End of an era for coastguard station

Great Yarmouth lifeboat
Great Yarmouth lifeboat Photo: ITV News Anglia

For the coastguard station in Great Yarmouth, it's the end of an era. On Monday, it'll stop providing 24-hour cover.

It'll be manned during daytime hours only until the end of April, then it will close completely - a victim of cost-cutting measures.

But there are fears the loss of a local service could endanger lives.

There will still be coastguard teams but no local control point. For Peter Wheeler, an ops room officer at Yarmouth, that's a worry.

"It's taking away the real presence of the coastguartd locally. There are plans afloat to divide out patch between the stations to the north and to the south and we believe that will work but there's an interim period where it's going to be a bit difficiult.
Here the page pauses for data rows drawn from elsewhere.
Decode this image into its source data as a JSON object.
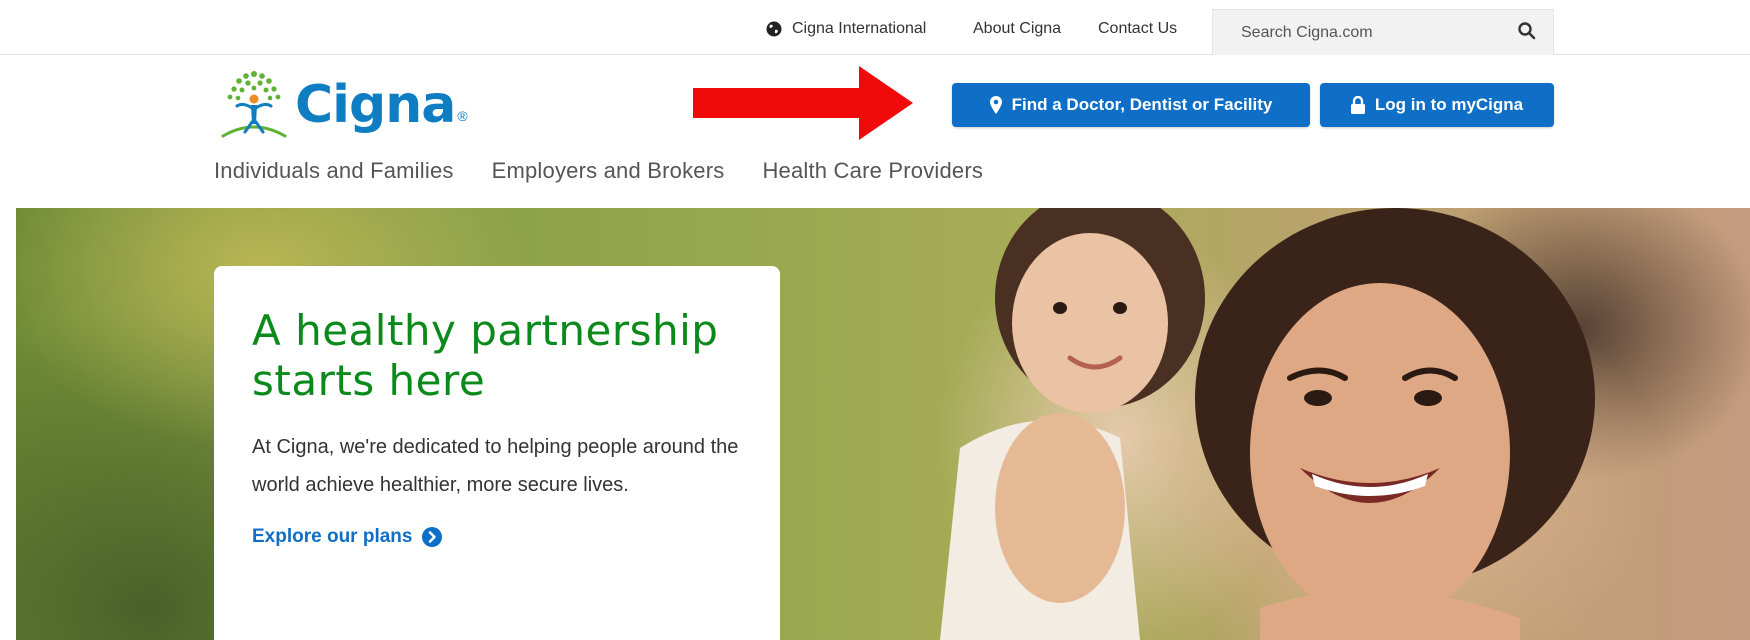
{
  "utility_bar": {
    "international_label": "Cigna International",
    "about_label": "About Cigna",
    "contact_label": "Contact Us",
    "search_placeholder": "Search Cigna.com"
  },
  "header": {
    "logo_text": "Cigna",
    "find_button_label": "Find a Doctor, Dentist or Facility",
    "login_button_label": "Log in to myCigna",
    "arrow_color": "#f10a0a"
  },
  "nav": {
    "items": [
      {
        "label": "Individuals and Families"
      },
      {
        "label": "Employers and Brokers"
      },
      {
        "label": "Health Care Providers"
      }
    ]
  },
  "hero": {
    "title": "A healthy partnership starts here",
    "body": "At Cigna, we're dedicated to helping people around the world achieve healthier, more secure lives.",
    "link_label": "Explore our plans"
  },
  "colors": {
    "brand_blue": "#0f6fc6",
    "logo_blue": "#0f7dc2",
    "hero_title_green": "#0b8a1b",
    "logo_tree_green": "#5fb233",
    "logo_tree_orange": "#f08a24"
  },
  "icons": {
    "globe": "globe-icon",
    "search": "search-icon",
    "map_pin": "map-pin-icon",
    "lock": "lock-icon",
    "chevron_right": "chevron-right-circle-icon"
  }
}
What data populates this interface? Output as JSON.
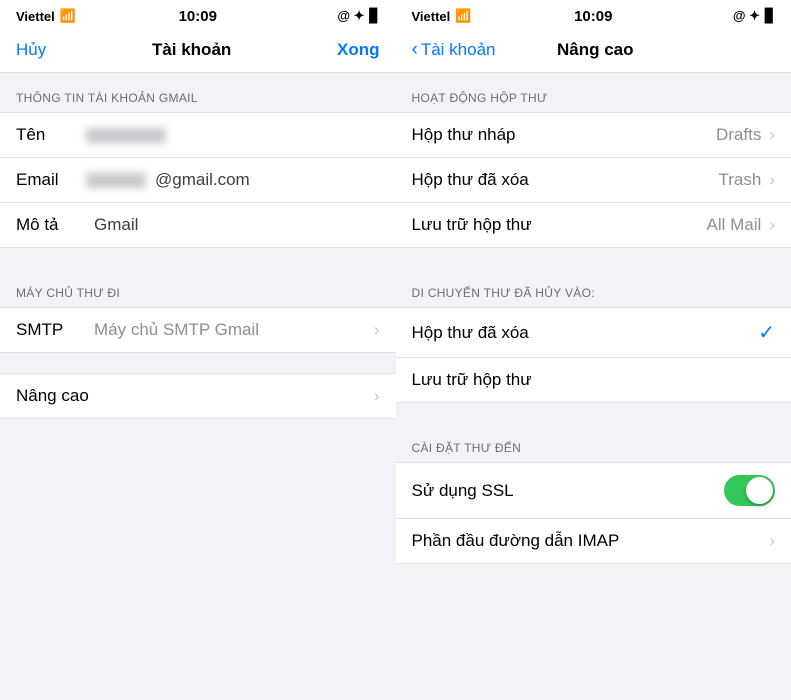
{
  "panel_left": {
    "status": {
      "carrier": "Viettel",
      "time": "10:09",
      "icons_right": "@ ✦ 🔋"
    },
    "nav": {
      "cancel_label": "Hủy",
      "title": "Tài khoản",
      "done_label": "Xong"
    },
    "section1": {
      "header": "THÔNG TIN TÀI KHOẢN GMAIL",
      "rows": [
        {
          "label": "Tên",
          "value": "",
          "blurred_name": true
        },
        {
          "label": "Email",
          "value_prefix": "",
          "value_suffix": "@gmail.com",
          "blurred_email": true
        },
        {
          "label": "Mô tả",
          "value": "Gmail"
        }
      ]
    },
    "section2": {
      "header": "MÁY CHỦ THƯ ĐI",
      "rows": [
        {
          "label": "SMTP",
          "value": "Máy chủ SMTP Gmail",
          "has_chevron": true
        }
      ]
    },
    "section3": {
      "rows": [
        {
          "label": "Nâng cao",
          "has_chevron": true
        }
      ]
    }
  },
  "panel_right": {
    "status": {
      "carrier": "Viettel",
      "time": "10:09",
      "icons_right": "@ ✦ 🔋"
    },
    "nav": {
      "back_label": "Tài khoản",
      "title": "Nâng cao"
    },
    "section1": {
      "header": "HOẠT ĐỘNG HỘP THƯ",
      "rows": [
        {
          "label": "Hộp thư nháp",
          "value": "Drafts",
          "has_chevron": true
        },
        {
          "label": "Hộp thư đã xóa",
          "value": "Trash",
          "has_chevron": true
        },
        {
          "label": "Lưu trữ hộp thư",
          "value": "All Mail",
          "has_chevron": true
        }
      ]
    },
    "section2": {
      "header": "DI CHUYỂN THƯ ĐÃ HỦY VÀO:",
      "rows": [
        {
          "label": "Hộp thư đã xóa",
          "checked": true
        },
        {
          "label": "Lưu trữ hộp thư",
          "checked": false
        }
      ]
    },
    "section3": {
      "header": "CÀI ĐẶT THƯ ĐẾN",
      "rows": [
        {
          "label": "Sử dụng SSL",
          "toggle": true
        },
        {
          "label": "Phần đầu đường dẫn IMAP",
          "has_chevron": true
        }
      ]
    }
  }
}
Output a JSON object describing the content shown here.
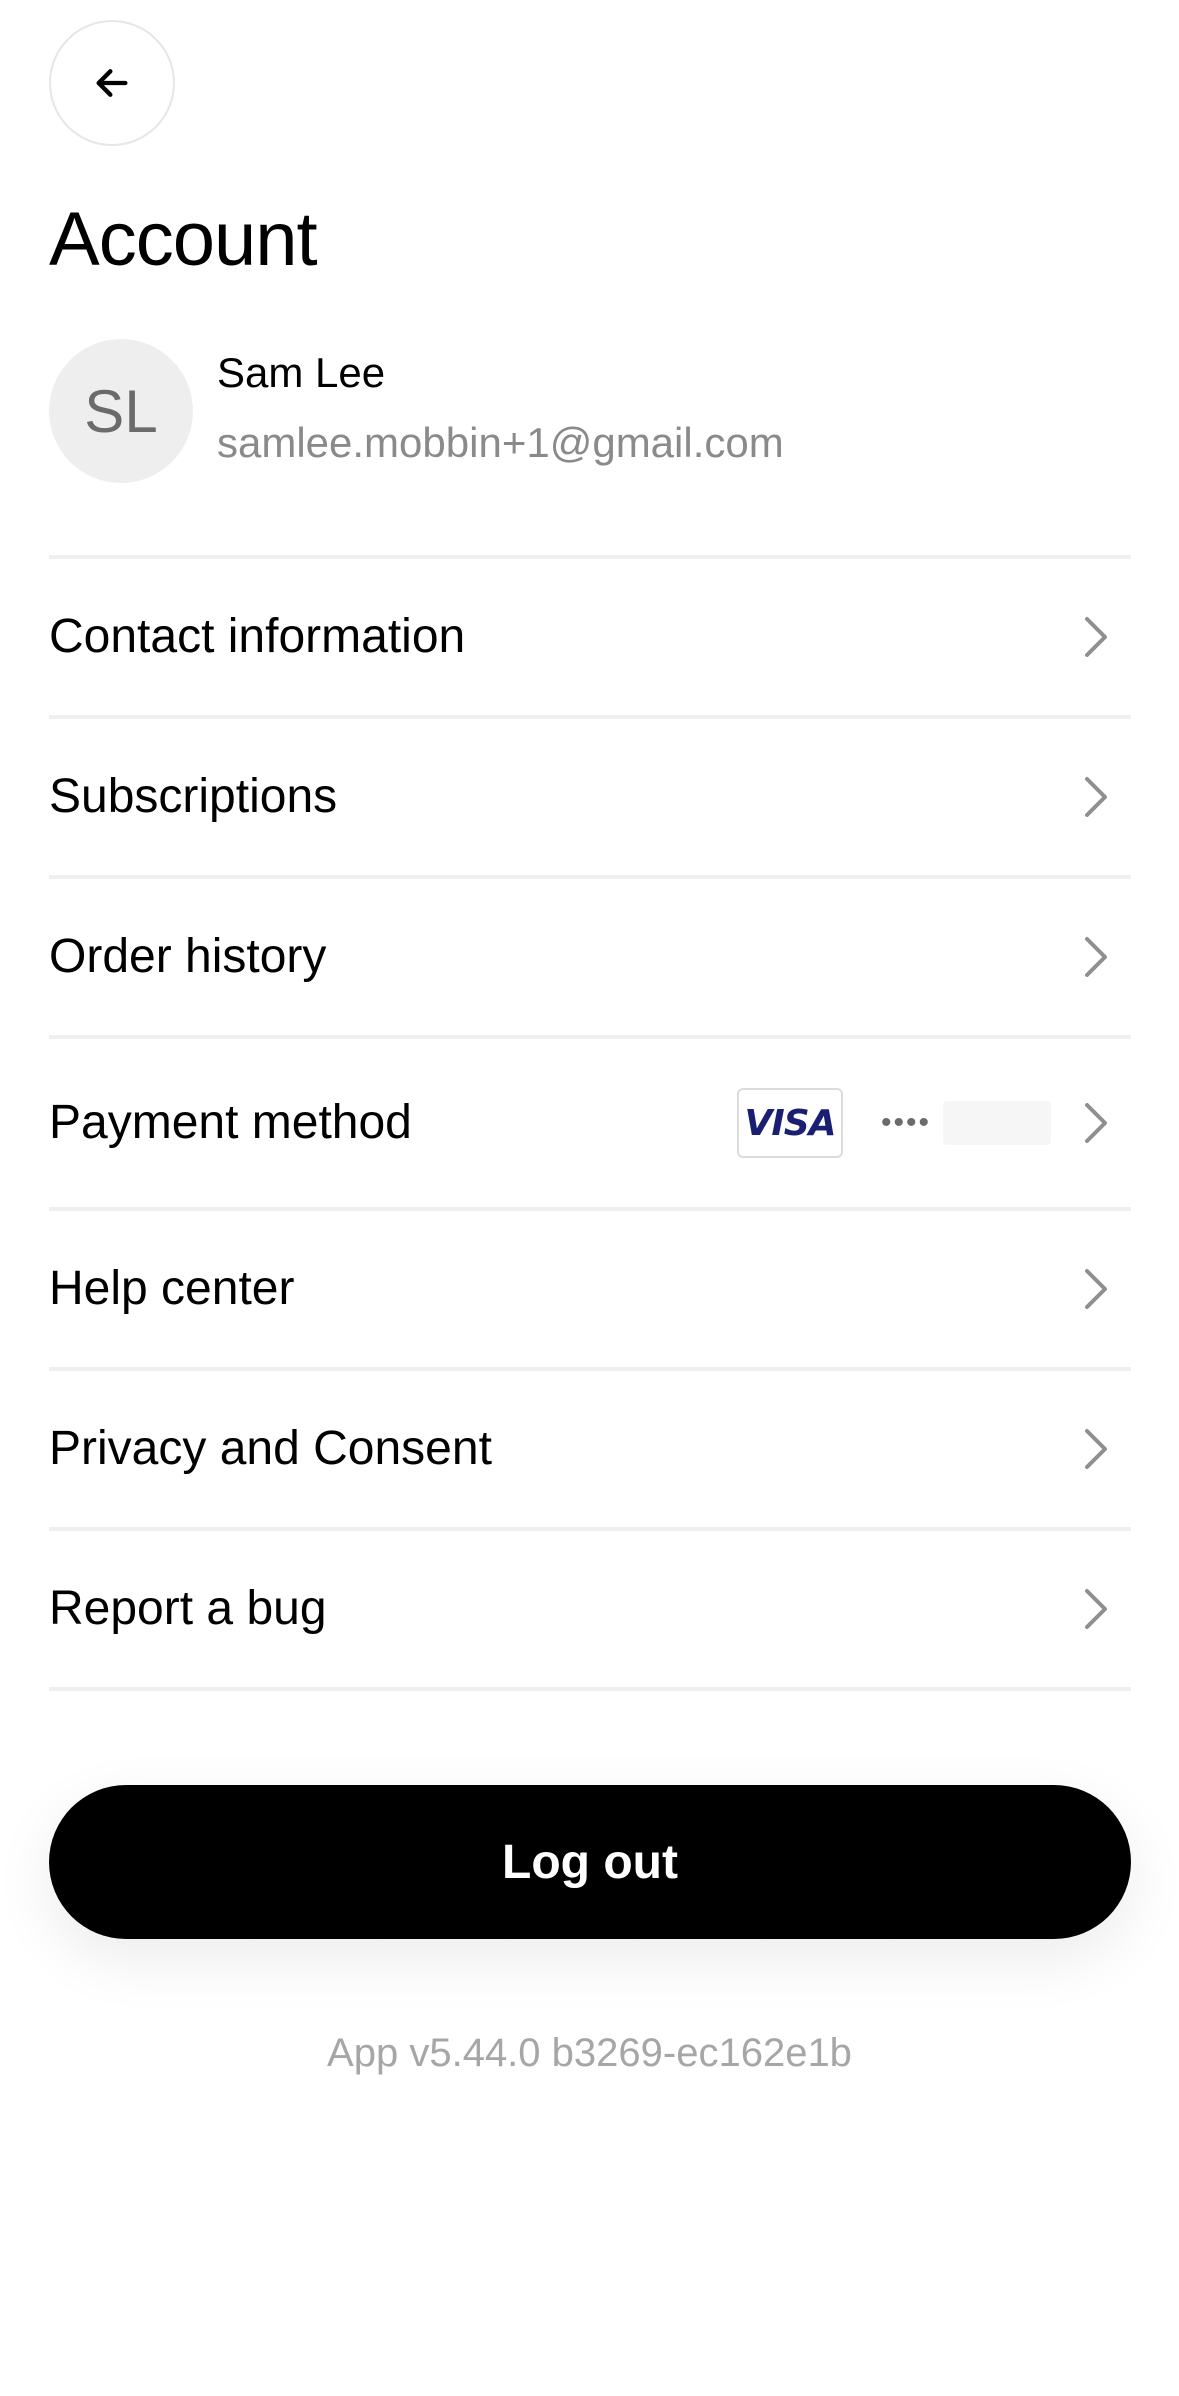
{
  "header": {
    "back_icon": "arrow-left-icon",
    "title": "Account"
  },
  "profile": {
    "initials": "SL",
    "name": "Sam Lee",
    "email": "samlee.mobbin+1@gmail.com"
  },
  "menu": {
    "items": [
      {
        "label": "Contact information"
      },
      {
        "label": "Subscriptions"
      },
      {
        "label": "Order history"
      },
      {
        "label": "Payment method",
        "card_brand": "VISA",
        "card_dots": "••••"
      },
      {
        "label": "Help center"
      },
      {
        "label": "Privacy and Consent"
      },
      {
        "label": "Report a bug"
      }
    ],
    "chevron_icon": "chevron-right-icon"
  },
  "logout": {
    "label": "Log out"
  },
  "footer": {
    "version": "App v5.44.0 b3269-ec162e1b"
  },
  "colors": {
    "text": "#000000",
    "muted": "#8a8a8a",
    "divider": "#efefef",
    "button_bg": "#000000",
    "visa_blue": "#1a1f71"
  }
}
We are concerned by it and as a union we're always opposed to the closures of course but we have to accept it's going to happen."

– Peter Wheeler - Public and Commercial Services Union

A number of coastguard stations are being axed. Walton on the Naze will go sometime in the next two years and with Yarmouth soon to close, the nearest stations will be Dover to the south and Humber at Bridlington in the north.

Few people know the sea better than Jimmy Buchan, who as skipper of Amity was one of the stars of the TV series Trawlermen.

He's been in Yarmouth for a conference about offshore energy and as someone who's relies on coastguards, told me of his concerns that some are being removed.

"I think these stations were always manned by people who had great local knowledge and I think there's no substitute for that - I understand cost cutting exercises but the reality is when you remove the local man from the local area and centralise it, can he respond in a manner that he understands as quickly, as good and as efficiently as they should? Cost saving's not always the best. We're talking about peope's lives here."

– Jimmy Buchan - Trawlerman

Having made these cuts, the Maritime and Coastguard Agency has to convince us in the East that our waters will remain as safe as they were.